There are still some sea floors that remain elusive or unexplored, mainly because they weren’t of particular concern. They are so remote from a human perspective, that they warrant little examination. For now anyway, they don’t interfere with sea or air navigation. If geologists can someway discover feasible mineral, oil or gas reserves, then commerce and necessity, perhaps, will induce a change in exploration priority.
To people that plan for contingency, local maps provide some clues to flooding susceptibilities that short term memories have forgotten. With global warming, this type of thing should be a consideration if you are planning your final or long-term home. In recent months within my area alone, language of insurance companies suggests that they may decline their services, such is climate change however subtle from a year to year basis, in combination with construction planning.
New construction projects have taken areas that historically, were flood plains, so where can inevitable rains and their agreement with gravity, go? Within home, is answer.
To people that plan for contingency, somewhat extremely, those very same maps will offer guidance. Some dramatic predictions suggest that “a lump” of a particular volcanic island which is globally renowned for its’ tourism, may slip into sea. The same prediction suggests that it is being undermined by sea, through corrosion. If this happens then a tsunami might demolish everything within fifty miles of seaboards.
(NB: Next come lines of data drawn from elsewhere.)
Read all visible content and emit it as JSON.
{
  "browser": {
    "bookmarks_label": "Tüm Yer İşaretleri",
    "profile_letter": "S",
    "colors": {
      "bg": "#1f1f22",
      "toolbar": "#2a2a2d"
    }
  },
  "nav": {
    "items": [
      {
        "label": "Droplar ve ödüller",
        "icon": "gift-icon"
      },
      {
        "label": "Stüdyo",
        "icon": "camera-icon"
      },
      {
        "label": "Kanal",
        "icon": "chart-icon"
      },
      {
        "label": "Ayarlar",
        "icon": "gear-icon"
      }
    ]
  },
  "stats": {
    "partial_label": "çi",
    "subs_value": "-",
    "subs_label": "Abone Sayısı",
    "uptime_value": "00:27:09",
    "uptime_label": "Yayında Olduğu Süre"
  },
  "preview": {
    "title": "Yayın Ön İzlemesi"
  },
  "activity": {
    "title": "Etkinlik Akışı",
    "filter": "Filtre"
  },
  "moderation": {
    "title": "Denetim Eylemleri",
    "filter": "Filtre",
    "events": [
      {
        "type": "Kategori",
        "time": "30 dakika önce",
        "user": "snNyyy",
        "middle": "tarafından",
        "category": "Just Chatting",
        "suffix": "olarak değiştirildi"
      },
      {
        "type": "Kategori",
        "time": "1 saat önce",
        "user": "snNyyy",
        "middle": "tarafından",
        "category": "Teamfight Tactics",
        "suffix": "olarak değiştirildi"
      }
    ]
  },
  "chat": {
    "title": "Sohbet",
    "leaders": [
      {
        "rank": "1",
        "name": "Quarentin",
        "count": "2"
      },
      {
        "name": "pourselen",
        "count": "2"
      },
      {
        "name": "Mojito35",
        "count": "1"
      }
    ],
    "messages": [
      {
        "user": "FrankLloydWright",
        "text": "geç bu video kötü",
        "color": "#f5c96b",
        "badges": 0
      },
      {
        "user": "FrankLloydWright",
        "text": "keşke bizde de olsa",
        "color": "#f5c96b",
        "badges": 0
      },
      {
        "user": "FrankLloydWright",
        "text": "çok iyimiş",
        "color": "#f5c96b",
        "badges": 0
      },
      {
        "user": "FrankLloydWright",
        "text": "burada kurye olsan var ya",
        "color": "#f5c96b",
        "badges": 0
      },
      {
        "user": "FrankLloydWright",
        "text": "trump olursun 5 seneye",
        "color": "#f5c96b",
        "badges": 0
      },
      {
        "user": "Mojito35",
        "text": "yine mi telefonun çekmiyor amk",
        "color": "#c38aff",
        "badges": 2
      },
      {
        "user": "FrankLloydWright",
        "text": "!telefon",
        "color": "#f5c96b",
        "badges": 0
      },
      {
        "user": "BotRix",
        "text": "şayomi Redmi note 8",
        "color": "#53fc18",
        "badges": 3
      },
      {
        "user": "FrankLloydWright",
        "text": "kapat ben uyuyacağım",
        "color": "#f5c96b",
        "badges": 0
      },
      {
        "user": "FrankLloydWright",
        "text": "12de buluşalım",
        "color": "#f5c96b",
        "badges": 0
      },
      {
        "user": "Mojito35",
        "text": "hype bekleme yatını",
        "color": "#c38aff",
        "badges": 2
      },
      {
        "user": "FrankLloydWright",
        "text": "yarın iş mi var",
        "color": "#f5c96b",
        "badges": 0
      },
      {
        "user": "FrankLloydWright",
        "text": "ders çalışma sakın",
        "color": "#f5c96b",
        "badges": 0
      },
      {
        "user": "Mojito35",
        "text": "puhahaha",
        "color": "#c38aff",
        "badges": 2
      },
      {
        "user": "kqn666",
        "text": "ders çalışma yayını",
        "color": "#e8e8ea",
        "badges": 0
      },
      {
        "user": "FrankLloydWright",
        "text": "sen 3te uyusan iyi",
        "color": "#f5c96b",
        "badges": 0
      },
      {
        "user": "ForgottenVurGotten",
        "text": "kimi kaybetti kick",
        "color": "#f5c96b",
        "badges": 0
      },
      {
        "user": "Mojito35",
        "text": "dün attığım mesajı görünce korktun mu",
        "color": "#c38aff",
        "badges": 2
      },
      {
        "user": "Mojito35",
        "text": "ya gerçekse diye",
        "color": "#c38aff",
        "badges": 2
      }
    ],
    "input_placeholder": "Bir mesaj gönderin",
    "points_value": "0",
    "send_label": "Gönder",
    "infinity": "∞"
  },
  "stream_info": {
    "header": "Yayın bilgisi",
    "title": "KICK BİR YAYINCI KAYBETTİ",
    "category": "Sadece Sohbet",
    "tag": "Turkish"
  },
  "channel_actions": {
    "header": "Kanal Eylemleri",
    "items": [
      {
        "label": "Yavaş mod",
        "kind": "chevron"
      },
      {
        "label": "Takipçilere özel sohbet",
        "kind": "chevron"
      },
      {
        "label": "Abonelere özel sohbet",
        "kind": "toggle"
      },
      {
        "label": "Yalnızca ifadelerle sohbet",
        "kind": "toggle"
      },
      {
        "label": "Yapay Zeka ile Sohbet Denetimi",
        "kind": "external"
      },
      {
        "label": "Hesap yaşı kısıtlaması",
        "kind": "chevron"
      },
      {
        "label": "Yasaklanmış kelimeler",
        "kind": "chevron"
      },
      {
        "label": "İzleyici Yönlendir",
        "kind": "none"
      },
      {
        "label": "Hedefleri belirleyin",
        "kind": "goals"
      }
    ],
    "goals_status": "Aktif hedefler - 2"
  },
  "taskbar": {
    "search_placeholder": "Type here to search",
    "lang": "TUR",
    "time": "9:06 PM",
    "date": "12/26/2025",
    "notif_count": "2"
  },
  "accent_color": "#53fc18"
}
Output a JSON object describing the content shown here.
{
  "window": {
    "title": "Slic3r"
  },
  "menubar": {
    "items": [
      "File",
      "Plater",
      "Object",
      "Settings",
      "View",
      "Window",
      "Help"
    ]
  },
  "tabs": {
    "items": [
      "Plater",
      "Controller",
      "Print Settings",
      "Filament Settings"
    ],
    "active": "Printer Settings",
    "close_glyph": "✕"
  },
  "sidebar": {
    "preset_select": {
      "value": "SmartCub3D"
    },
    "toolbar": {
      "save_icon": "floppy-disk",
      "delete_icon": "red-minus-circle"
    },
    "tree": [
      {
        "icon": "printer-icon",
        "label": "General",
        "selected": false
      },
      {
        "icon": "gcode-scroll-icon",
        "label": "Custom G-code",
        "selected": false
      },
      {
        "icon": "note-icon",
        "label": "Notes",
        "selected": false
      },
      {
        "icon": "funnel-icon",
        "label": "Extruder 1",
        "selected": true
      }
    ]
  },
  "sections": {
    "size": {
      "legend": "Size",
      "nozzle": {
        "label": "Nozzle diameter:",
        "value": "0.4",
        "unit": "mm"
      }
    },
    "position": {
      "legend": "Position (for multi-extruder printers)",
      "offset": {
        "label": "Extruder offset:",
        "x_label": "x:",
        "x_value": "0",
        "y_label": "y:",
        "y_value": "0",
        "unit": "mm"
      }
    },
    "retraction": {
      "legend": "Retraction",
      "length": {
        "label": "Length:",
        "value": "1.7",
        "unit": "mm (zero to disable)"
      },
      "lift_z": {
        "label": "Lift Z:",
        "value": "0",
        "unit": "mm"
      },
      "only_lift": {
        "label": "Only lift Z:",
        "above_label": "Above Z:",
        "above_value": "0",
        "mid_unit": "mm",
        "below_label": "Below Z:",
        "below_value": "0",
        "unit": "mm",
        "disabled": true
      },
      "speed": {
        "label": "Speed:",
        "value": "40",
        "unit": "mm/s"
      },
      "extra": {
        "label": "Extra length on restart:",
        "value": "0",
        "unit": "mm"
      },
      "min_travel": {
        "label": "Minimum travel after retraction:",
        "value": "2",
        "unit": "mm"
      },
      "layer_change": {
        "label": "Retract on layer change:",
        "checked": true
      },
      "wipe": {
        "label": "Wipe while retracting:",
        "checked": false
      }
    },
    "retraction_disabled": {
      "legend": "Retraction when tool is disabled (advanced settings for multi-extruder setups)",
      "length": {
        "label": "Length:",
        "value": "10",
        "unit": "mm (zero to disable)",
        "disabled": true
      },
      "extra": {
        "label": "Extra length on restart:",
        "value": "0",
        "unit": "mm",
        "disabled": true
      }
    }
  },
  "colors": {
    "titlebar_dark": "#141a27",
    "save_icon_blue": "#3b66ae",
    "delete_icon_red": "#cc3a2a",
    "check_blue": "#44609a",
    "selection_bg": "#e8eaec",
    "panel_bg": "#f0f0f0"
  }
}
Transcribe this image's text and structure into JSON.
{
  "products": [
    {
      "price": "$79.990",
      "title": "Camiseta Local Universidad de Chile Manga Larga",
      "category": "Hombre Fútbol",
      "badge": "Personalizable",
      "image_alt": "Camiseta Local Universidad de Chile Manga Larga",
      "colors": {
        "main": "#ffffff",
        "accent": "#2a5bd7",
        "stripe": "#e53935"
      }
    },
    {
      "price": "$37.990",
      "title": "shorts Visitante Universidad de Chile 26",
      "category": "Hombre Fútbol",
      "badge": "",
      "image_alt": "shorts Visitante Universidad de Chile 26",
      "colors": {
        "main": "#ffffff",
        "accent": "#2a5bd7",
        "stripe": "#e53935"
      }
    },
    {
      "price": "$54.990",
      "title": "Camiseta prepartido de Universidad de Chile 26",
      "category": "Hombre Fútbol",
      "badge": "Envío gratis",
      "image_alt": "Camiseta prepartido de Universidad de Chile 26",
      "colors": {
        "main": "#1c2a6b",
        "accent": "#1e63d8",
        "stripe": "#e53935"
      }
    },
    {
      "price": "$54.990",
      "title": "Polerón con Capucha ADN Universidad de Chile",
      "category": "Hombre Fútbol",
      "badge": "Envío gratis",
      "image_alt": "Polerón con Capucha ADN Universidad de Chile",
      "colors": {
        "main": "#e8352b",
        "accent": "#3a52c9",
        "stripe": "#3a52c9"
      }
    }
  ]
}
It is a prediction, not a guarantee, like most future-related things.
One thing is more certain, perhaps, and that is that maps are essential, even if medium which records them has changed from stone to parchment to disk.
Seamus Dolly is at www.CountControl.com